3) In 2012, Mattel tried to revitalize Barbie and bring back her glory days. Seriously, I think their idea of Ken doll’s break up with Barbie was ridiculous and they even introduced a new boyfriend for Barbie, but their plan backfired when many customers wrote in to protest and it even made controversy in the media. So, Barbie is now back with Ken doll. In 2012, Mattel has also released reproductions of old Barbie classic dolls like the Porcelain Doll, Vintage Doll series (including the Francie Doll). Do note that even these reproduction dolls fall short in the quality of the early Barbie doll. Collectors will not want to collect something which is not worth collecting, or far away from the original.
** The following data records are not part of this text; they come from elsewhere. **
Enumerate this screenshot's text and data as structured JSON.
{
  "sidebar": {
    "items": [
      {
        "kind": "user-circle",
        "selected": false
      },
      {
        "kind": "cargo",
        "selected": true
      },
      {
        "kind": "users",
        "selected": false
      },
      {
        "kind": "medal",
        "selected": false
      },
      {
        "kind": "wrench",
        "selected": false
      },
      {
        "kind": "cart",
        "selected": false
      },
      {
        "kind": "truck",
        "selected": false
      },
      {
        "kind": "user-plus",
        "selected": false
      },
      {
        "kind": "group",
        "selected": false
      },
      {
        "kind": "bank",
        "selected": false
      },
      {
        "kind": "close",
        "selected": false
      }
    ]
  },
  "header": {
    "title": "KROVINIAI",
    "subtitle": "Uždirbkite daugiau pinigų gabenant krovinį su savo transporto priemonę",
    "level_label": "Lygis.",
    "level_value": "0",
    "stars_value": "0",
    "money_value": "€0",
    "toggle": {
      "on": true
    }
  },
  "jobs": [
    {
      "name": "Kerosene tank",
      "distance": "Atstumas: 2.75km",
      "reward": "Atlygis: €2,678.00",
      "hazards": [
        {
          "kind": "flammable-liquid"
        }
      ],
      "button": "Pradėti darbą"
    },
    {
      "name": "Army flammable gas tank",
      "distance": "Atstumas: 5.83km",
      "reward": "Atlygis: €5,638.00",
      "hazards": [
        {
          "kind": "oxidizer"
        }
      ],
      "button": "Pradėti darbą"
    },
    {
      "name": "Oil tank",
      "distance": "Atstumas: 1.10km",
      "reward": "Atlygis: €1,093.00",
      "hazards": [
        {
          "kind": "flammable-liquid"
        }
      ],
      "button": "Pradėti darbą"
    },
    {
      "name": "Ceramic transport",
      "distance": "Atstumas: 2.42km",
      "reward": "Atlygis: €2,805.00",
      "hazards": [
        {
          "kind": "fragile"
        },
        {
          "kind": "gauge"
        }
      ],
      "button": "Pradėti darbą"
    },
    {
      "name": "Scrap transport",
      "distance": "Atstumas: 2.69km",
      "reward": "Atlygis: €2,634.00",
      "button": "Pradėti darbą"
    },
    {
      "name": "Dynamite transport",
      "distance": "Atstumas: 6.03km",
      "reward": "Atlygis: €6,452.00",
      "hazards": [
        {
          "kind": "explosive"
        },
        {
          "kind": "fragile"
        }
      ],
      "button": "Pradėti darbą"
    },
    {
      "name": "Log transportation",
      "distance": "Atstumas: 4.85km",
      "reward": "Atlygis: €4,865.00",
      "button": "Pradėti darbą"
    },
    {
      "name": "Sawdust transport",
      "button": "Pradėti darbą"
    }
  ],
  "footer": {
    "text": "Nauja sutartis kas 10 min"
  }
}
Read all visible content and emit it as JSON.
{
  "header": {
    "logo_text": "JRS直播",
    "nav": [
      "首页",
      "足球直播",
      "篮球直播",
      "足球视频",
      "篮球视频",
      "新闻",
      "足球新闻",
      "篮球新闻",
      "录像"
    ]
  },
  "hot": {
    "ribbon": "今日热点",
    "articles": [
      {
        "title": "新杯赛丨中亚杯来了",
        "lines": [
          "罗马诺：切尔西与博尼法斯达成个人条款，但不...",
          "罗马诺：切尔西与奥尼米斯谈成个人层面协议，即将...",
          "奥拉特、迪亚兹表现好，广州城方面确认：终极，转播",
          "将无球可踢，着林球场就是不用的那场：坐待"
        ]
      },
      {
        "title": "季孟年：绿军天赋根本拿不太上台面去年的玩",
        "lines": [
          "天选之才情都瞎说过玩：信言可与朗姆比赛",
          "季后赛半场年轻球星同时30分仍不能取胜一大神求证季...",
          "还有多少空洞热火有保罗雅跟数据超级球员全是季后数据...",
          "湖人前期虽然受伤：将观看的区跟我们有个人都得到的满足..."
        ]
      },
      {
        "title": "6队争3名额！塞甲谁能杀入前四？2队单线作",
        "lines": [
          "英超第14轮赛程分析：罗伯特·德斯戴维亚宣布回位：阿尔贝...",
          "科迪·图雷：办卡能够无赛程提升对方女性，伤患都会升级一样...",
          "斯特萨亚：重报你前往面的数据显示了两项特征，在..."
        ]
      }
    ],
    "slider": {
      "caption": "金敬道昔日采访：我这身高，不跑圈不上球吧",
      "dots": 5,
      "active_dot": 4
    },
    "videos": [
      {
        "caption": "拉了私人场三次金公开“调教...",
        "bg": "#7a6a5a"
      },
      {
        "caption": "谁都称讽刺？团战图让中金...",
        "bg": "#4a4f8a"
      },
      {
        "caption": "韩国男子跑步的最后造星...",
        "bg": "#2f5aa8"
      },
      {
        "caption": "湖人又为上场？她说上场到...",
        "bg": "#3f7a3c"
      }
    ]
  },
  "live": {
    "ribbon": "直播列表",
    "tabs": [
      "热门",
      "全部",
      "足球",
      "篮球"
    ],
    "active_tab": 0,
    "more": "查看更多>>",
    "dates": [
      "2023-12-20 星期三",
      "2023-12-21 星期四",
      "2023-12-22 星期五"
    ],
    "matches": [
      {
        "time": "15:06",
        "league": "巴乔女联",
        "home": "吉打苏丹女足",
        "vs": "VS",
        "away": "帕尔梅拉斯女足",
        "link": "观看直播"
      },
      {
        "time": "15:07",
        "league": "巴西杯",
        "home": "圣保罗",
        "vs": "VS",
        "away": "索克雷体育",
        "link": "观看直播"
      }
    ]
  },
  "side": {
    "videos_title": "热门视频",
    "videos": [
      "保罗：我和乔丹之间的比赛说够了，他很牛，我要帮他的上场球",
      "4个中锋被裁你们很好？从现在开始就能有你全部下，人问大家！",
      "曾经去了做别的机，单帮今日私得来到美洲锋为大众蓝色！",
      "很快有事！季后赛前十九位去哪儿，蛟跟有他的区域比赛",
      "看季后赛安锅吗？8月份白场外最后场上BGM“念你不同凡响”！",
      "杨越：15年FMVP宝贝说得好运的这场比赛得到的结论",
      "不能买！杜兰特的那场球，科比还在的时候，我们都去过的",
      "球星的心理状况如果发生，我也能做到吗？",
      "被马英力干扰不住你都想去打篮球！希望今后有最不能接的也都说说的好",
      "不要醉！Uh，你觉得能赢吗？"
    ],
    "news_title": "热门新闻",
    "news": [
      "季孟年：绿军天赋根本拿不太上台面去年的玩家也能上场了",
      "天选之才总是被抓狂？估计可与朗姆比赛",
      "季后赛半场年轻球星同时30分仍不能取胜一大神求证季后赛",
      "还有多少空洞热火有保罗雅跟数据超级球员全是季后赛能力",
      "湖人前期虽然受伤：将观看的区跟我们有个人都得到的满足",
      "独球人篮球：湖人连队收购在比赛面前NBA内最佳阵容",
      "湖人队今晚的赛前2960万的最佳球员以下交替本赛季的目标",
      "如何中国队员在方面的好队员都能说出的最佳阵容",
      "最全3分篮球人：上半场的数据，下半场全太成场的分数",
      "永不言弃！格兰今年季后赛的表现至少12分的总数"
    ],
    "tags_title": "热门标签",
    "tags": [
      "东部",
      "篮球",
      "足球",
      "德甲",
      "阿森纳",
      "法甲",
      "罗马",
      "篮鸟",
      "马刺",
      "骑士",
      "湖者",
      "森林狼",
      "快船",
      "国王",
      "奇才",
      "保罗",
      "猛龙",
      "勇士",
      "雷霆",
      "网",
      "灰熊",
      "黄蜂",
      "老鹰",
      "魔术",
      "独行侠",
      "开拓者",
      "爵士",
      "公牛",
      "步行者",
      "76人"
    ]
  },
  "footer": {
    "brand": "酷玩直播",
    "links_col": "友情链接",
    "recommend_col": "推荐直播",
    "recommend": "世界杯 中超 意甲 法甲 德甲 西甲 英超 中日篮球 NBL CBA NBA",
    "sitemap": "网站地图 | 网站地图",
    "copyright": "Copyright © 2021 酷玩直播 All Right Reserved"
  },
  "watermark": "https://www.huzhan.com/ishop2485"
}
Up till this day, collectors around the world are still scrambling to pay big bucks for the original Barbie doll from the 60s – early or mid 90s, as we all know, Barbie is no longer as good as she was.
Unless Mattel wakes up and does something about this (retain their brand identity and quality), I doubt they can regain back their glory days for Barbie.